counselor is a mental health professional who typically holds a master’s degree (MS, MA, LMHC, LCSW) in counseling, psychology, social work, or related fields. Their training focuses on providing counseling and psychotherapy services to individuals, couples, families, or groups. Similar to a psychologist, they do not prescribe medications but may refer patients to psychiatrists for medication management.

Depression is a general term used to describe feeling down, and doesn’t necessarily mean you have a diagnosable psychiatric disorder like major depressive disorder (MDD). Generally, MDD can be diagnosed by a physician when someone experiences 2 weeks or longer of depressive symptoms like diminished interest in activities, weight loss/gain, sleep changes, fatigue, poor concentration and guilt. Read our blog post about Major Depressive Disorder (MDD) to learn more about depression and the DSM-5 criteria for diagnosing. You can also refer to our treatment page to learn more about other psychiatric disorders.

Anxiety is a general term used to describe feeling worried or on edge, but some people’s anxiety is significant enough to meet DSM-5 criteria for generalized anxiety disorder (GAD). Generally, GAD can be diagnosed by a physician when someone has been experiencing, for 6 months or longer, excessive worry that is difficult to control, causes significant distress or impairment in daily function, and causes symptoms like tension, irritability, poor concentration and trouble sleeping. Read our blog post about Generalized Anxiety Disorder (GAD) to learn more. You can also refer to our treatment page to learn more about other psychiatric disorders.

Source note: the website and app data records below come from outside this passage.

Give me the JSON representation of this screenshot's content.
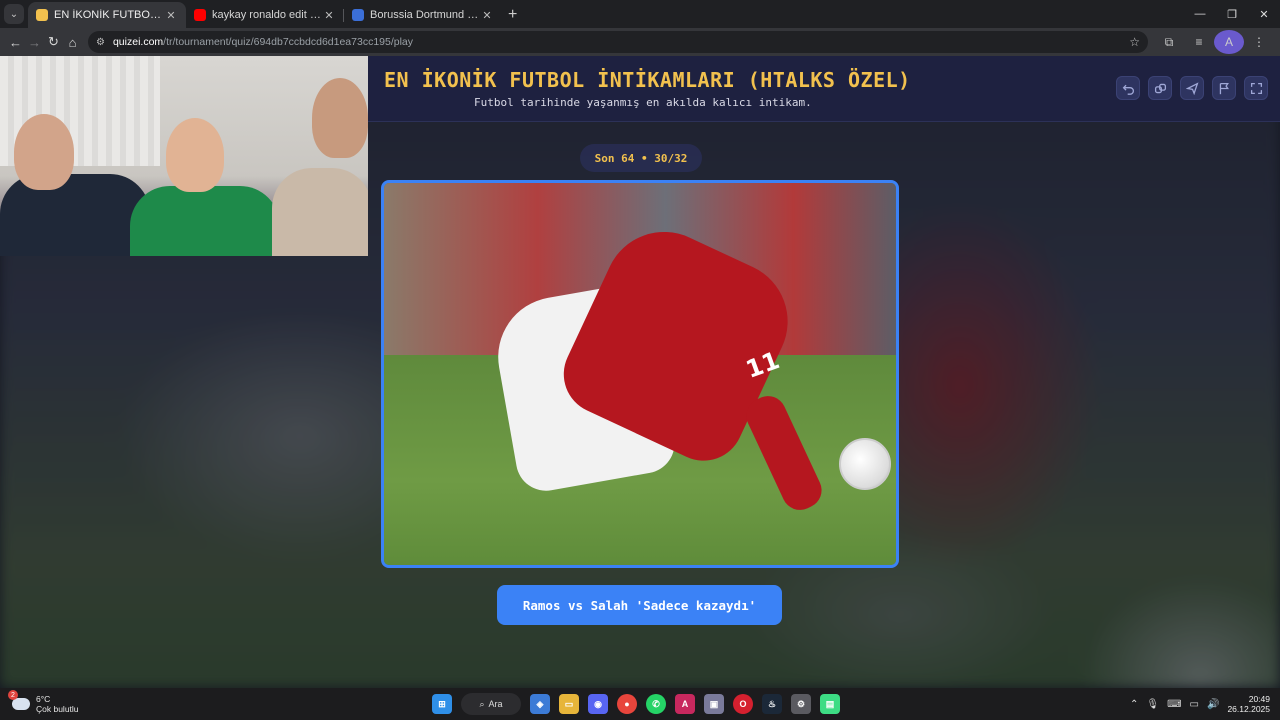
{
  "browser": {
    "tabs": [
      {
        "title": "EN İKONİK FUTBOL İNTİKAMLAI",
        "favicon_color": "#f2c14e",
        "active": true
      },
      {
        "title": "kaykay ronaldo edit - YouTube",
        "favicon_color": "#ff0000",
        "active": false
      },
      {
        "title": "Borussia Dortmund vs Schalke",
        "favicon_color": "#3b6fd8",
        "active": false
      }
    ],
    "url_host": "quizei.com",
    "url_path": "/tr/tournament/quiz/694db7ccbdcd6d1ea73cc195/play",
    "profile_initial": "A"
  },
  "quiz": {
    "title": "EN İKONİK FUTBOL İNTİKAMLARI (HTALKS ÖZEL)",
    "subtitle": "Futbol tarihinde yaşanmış en akılda kalıcı intikam.",
    "round": "Son 64 • 30/32",
    "choice_caption": "Ramos vs Salah 'Sadece kazaydı'",
    "photo_jersey_number": "11",
    "accent_color": "#3b82f6",
    "title_color": "#f2c14e"
  },
  "taskbar": {
    "weather_badge": "2",
    "weather_temp": "6°C",
    "weather_desc": "Çok bulutlu",
    "search_label": "Ara",
    "time": "20:49",
    "date": "26.12.2025"
  }
}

Diagnosing ADHD is more nuanced than just having poor concentration, and requires meeting the criteria as defined by the DSM-5. Generally, ADHD can be diagnosed by a physician when someone has been experiencing, for 6 months or longer, symptoms of inattention and/or hyperactivity with impulsivity. Symptoms of inattention include easily being distracted, constant procrastination, and trouble staying on task, listening, or organizing. Symptoms of hyperactivity and impulsivity include fidgeting, talking excessively, difficulty waiting your turn, as well as trouble sitting still, staying seated or being quiet. Read our blog post about Attention Deficit Hyperactive Disorder (ADHD) to learn more. You can also refer to our treatment page to learn about other psychiatric disorders.